WHAT THE TASK ASKS ::
Nothing but an exact copy of the data should be given.

DATASET ::
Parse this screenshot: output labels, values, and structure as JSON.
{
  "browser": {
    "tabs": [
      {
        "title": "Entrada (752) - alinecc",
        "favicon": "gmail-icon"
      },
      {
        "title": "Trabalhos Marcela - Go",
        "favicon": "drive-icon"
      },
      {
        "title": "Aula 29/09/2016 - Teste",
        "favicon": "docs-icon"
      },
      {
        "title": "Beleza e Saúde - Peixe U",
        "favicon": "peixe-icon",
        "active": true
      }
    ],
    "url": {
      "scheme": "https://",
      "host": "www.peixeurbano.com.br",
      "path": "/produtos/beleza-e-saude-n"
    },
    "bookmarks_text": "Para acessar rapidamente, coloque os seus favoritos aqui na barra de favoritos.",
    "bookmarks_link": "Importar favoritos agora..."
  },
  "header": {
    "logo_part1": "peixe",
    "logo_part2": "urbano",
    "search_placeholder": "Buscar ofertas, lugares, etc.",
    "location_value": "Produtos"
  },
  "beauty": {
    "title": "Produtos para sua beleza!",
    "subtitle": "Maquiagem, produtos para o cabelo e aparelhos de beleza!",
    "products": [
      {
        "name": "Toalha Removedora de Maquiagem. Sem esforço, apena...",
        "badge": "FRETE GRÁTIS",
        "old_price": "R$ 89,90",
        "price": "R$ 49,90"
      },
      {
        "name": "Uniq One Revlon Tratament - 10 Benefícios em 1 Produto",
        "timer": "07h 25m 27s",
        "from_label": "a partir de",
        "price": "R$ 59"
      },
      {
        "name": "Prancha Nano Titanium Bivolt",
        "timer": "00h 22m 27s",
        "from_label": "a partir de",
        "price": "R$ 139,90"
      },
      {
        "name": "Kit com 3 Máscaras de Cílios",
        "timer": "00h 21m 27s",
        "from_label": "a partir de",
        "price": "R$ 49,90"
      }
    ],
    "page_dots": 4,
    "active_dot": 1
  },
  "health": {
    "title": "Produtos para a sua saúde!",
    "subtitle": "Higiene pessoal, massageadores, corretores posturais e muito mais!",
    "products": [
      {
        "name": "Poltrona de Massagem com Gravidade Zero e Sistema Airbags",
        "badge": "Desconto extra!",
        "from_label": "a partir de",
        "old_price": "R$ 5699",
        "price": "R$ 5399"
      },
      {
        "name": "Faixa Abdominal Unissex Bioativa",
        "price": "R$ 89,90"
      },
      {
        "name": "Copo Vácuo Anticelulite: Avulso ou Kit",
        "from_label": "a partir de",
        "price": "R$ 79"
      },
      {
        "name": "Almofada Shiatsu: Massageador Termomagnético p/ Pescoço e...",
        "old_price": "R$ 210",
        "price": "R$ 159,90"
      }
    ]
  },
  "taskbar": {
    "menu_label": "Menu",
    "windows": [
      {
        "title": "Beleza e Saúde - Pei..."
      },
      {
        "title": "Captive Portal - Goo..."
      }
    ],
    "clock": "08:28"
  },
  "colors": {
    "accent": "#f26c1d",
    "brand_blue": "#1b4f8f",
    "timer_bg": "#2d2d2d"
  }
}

YOUR SOLUTION ::
Parse this screenshot: output labels, values, and structure as JSON.
{
  "browser": {
    "tabs": [
      {
        "title": "Entrada (752) - alinecc",
        "favicon": "gmail-icon"
      },
      {
        "title": "Trabalhos Marcela - Go",
        "favicon": "drive-icon"
      },
      {
        "title": "Aula 29/09/2016 - Teste",
        "favicon": "docs-icon"
      },
      {
        "title": "Beleza e Saúde - Peixe U",
        "favicon": "peixe-icon",
        "active": true
      }
    ],
    "url": {
      "scheme": "https://",
      "host": "www.peixeurbano.com.br",
      "path": "/produtos/beleza-e-saude-n"
    },
    "bookmarks_text": "Para acessar rapidamente, coloque os seus favoritos aqui na barra de favoritos.",
    "bookmarks_link": "Importar favoritos agora..."
  },
  "header": {
    "logo_part1": "peixe",
    "logo_part2": "urbano",
    "search_placeholder": "Buscar ofertas, lugares, etc.",
    "location_value": "Produtos"
  },
  "beauty": {
    "title": "Produtos para sua beleza!",
    "subtitle": "Maquiagem, produtos para o cabelo e aparelhos de beleza!",
    "products": [
      {
        "name": "Toalha Removedora de Maquiagem. Sem esforço, apena...",
        "badge": "FRETE GRÁTIS",
        "old_price": "R$ 89,90",
        "price": "R$ 49,90"
      },
      {
        "name": "Uniq One Revlon Tratament - 10 Benefícios em 1 Produto",
        "timer": "07h 25m 27s",
        "from_label": "a partir de",
        "price": "R$ 59"
      },
      {
        "name": "Prancha Nano Titanium Bivolt",
        "timer": "00h 22m 27s",
        "from_label": "a partir de",
        "price": "R$ 139,90"
      },
      {
        "name": "Kit com 3 Máscaras de Cílios",
        "timer": "00h 21m 27s",
        "from_label": "a partir de",
        "price": "R$ 49,90"
      }
    ],
    "page_dots": 4,
    "active_dot": 1
  },
  "health": {
    "title": "Produtos para a sua saúde!",
    "subtitle": "Higiene pessoal, massageadores, corretores posturais e muito mais!",
    "products": [
      {
        "name": "Poltrona de Massagem com Gravidade Zero e Sistema Airbags",
        "badge": "Desconto extra!",
        "from_label": "a partir de",
        "old_price": "R$ 5699",
        "price": "R$ 5399"
      },
      {
        "name": "Faixa Abdominal Unissex Bioativa",
        "price": "R$ 89,90"
      },
      {
        "name": "Copo Vácuo Anticelulite: Avulso ou Kit",
        "from_label": "a partir de",
        "price": "R$ 79"
      },
      {
        "name": "Almofada Shiatsu: Massageador Termomagnético p/ Pescoço e...",
        "old_price": "R$ 210",
        "price": "R$ 159,90"
      }
    ]
  },
  "taskbar": {
    "menu_label": "Menu",
    "windows": [
      {
        "title": "Beleza e Saúde - Pei..."
      },
      {
        "title": "Captive Portal - Goo..."
      }
    ],
    "clock": "08:28"
  },
  "colors": {
    "accent": "#f26c1d",
    "brand_blue": "#1b4f8f",
    "timer_bg": "#2d2d2d"
  }
}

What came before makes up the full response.